Page and application data records:
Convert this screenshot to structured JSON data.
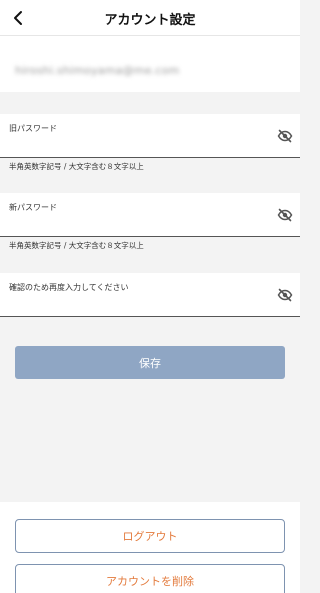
{
  "header": {
    "title": "アカウント設定"
  },
  "account": {
    "email": "hiroshi.shimoyama@me.com"
  },
  "fields": [
    {
      "label": "旧パスワード",
      "hint": "半角英数字記号 / 大文字含む８文字以上"
    },
    {
      "label": "新パスワード",
      "hint": "半角英数字記号 / 大文字含む８文字以上"
    },
    {
      "label": "確認のため再度入力してください"
    }
  ],
  "actions": {
    "save_label": "保存",
    "logout_label": "ログアウト",
    "delete_label": "アカウントを削除"
  },
  "colors": {
    "save_button": "#8fa6c4",
    "danger_text": "#e37a3c",
    "button_border": "#7e93b0"
  },
  "icons": {
    "back": "chevron-left-icon",
    "visibility": "eye-off-icon"
  }
}
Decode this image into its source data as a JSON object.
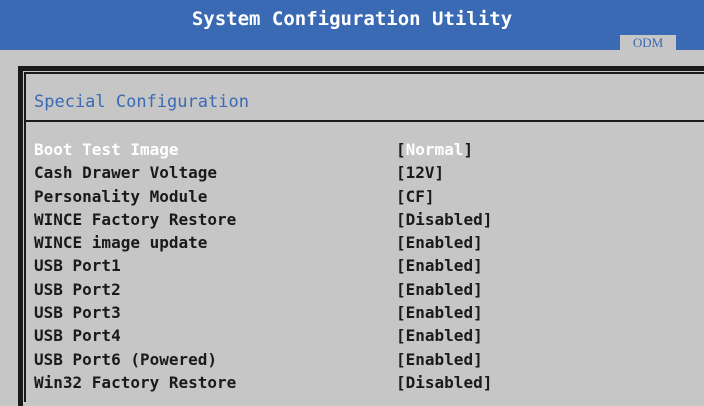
{
  "window": {
    "title": "System Configuration Utility",
    "tab_label": "ODM"
  },
  "section": {
    "title": "Special Configuration"
  },
  "settings": [
    {
      "label": "Boot Test Image",
      "value": "Normal",
      "selected": true
    },
    {
      "label": "Cash Drawer Voltage",
      "value": "12V"
    },
    {
      "label": "Personality Module",
      "value": "CF"
    },
    {
      "label": "WINCE Factory Restore",
      "value": "Disabled"
    },
    {
      "label": "WINCE image update",
      "value": "Enabled"
    },
    {
      "label": "USB Port1",
      "value": "Enabled"
    },
    {
      "label": "USB Port2",
      "value": "Enabled"
    },
    {
      "label": "USB Port3",
      "value": "Enabled"
    },
    {
      "label": "USB Port4",
      "value": "Enabled"
    },
    {
      "label": "USB Port6 (Powered)",
      "value": "Enabled"
    },
    {
      "label": "Win32 Factory Restore",
      "value": "Disabled"
    }
  ],
  "colors": {
    "accent": "#3a6ab3",
    "background": "#c6c6c6",
    "text": "#1a1a1a",
    "highlight_text": "#ffffff"
  }
}
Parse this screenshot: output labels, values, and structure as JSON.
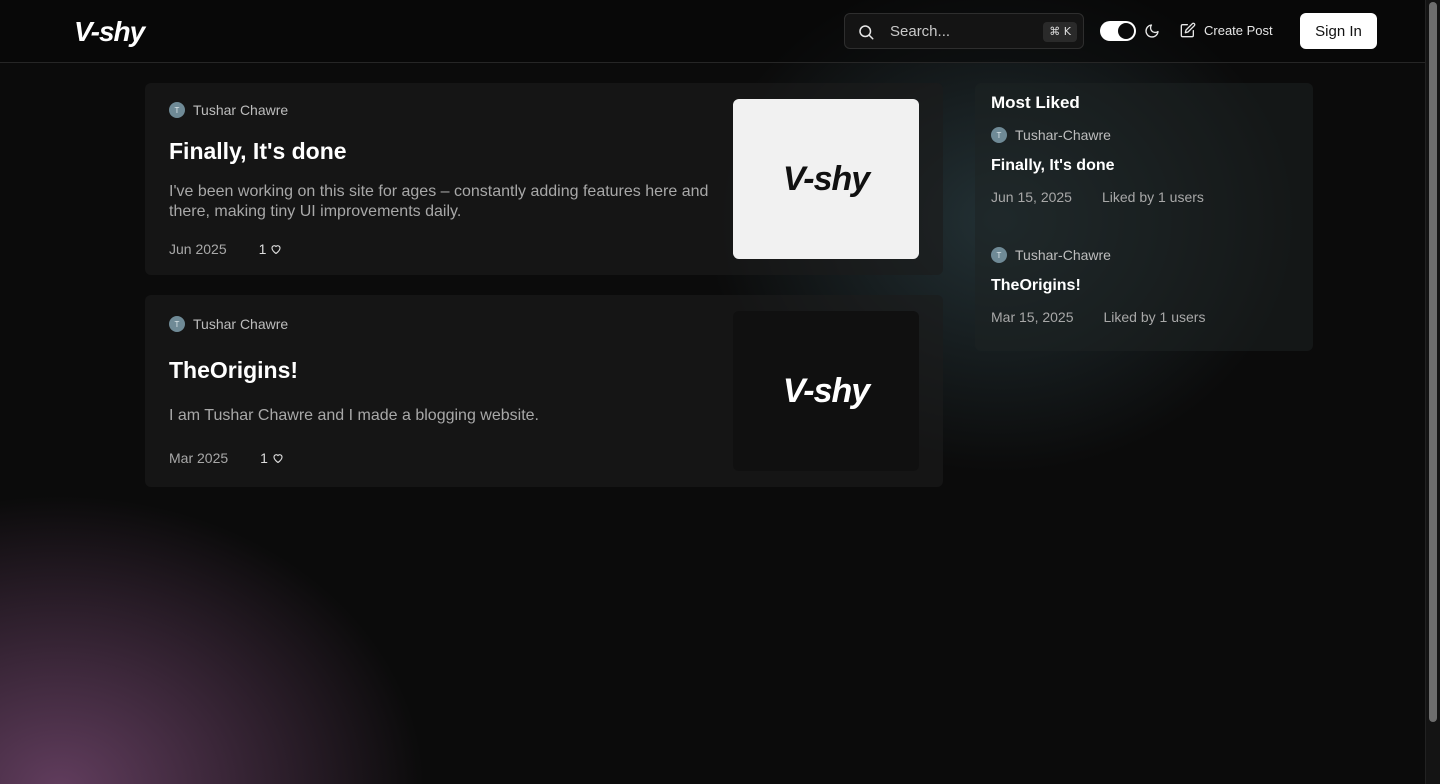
{
  "header": {
    "logo": "V-shy",
    "search_placeholder": "Search...",
    "search_shortcut": "⌘ K",
    "create_post_label": "Create Post",
    "sign_in_label": "Sign In"
  },
  "posts": [
    {
      "author": "Tushar Chawre",
      "avatar_initial": "T",
      "title": "Finally, It's done",
      "excerpt": "I've been working on this site for ages – constantly adding features here and there, making tiny UI improvements daily.",
      "date": "Jun 2025",
      "likes": "1",
      "thumbnail_text": "V-shy",
      "thumbnail_theme": "light"
    },
    {
      "author": "Tushar Chawre",
      "avatar_initial": "T",
      "title": "TheOrigins!",
      "excerpt": "I am Tushar Chawre and I made a blogging website.",
      "date": "Mar 2025",
      "likes": "1",
      "thumbnail_text": "V-shy",
      "thumbnail_theme": "dark"
    }
  ],
  "most_liked": {
    "title": "Most Liked",
    "items": [
      {
        "author": "Tushar-Chawre",
        "avatar_initial": "T",
        "title": "Finally, It's done",
        "date": "Jun 15, 2025",
        "likes_text": "Liked by 1 users"
      },
      {
        "author": "Tushar-Chawre",
        "avatar_initial": "T",
        "title": "TheOrigins!",
        "date": "Mar 15, 2025",
        "likes_text": "Liked by 1 users"
      }
    ]
  },
  "colors": {
    "background": "#0b0b0b",
    "accent_button": "#ffffff",
    "avatar": "#6f8a96",
    "glow_teal": "#466973",
    "glow_purple": "#82507d"
  },
  "icons": [
    "search-icon",
    "moon-icon",
    "edit-icon",
    "heart-icon"
  ]
}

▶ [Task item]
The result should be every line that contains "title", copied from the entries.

▶ [Task solution]
    "title": "アカウント設定"
    "title": "System Configuration Utility",
    "title": "Special Configuration"
      "title": "Finally, It's done",
      "title": "TheOrigins!",
    "title": "Most Liked",
        "title": "Finally, It's done",
        "title": "TheOrigins!",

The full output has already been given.